Down to the last line, copy the records below without any change.

§ EXTRACTED DATA:
----

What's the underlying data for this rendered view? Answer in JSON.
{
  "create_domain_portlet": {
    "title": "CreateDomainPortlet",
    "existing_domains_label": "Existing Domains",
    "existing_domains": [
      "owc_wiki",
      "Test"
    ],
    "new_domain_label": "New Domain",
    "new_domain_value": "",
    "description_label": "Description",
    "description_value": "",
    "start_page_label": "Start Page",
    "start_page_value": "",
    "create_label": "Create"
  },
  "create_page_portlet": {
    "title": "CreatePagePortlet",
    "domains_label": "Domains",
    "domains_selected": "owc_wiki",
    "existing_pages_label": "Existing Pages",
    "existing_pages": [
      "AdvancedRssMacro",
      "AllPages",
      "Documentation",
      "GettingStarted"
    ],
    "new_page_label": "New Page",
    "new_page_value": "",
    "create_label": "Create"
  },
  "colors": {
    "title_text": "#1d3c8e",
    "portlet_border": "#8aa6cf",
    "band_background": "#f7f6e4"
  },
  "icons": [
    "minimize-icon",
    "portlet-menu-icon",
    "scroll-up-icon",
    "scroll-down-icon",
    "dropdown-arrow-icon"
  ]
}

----

§ REPLY TO THE TASK:
What's the underlying data for this rendered view? Answer in JSON.
{
  "create_domain_portlet": {
    "title": "CreateDomainPortlet",
    "existing_domains_label": "Existing Domains",
    "existing_domains": [
      "owc_wiki",
      "Test"
    ],
    "new_domain_label": "New Domain",
    "new_domain_value": "",
    "description_label": "Description",
    "description_value": "",
    "start_page_label": "Start Page",
    "start_page_value": "",
    "create_label": "Create"
  },
  "create_page_portlet": {
    "title": "CreatePagePortlet",
    "domains_label": "Domains",
    "domains_selected": "owc_wiki",
    "existing_pages_label": "Existing Pages",
    "existing_pages": [
      "AdvancedRssMacro",
      "AllPages",
      "Documentation",
      "GettingStarted"
    ],
    "new_page_label": "New Page",
    "new_page_value": "",
    "create_label": "Create"
  },
  "colors": {
    "title_text": "#1d3c8e",
    "portlet_border": "#8aa6cf",
    "band_background": "#f7f6e4"
  },
  "icons": [
    "minimize-icon",
    "portlet-menu-icon",
    "scroll-up-icon",
    "scroll-down-icon",
    "dropdown-arrow-icon"
  ]
}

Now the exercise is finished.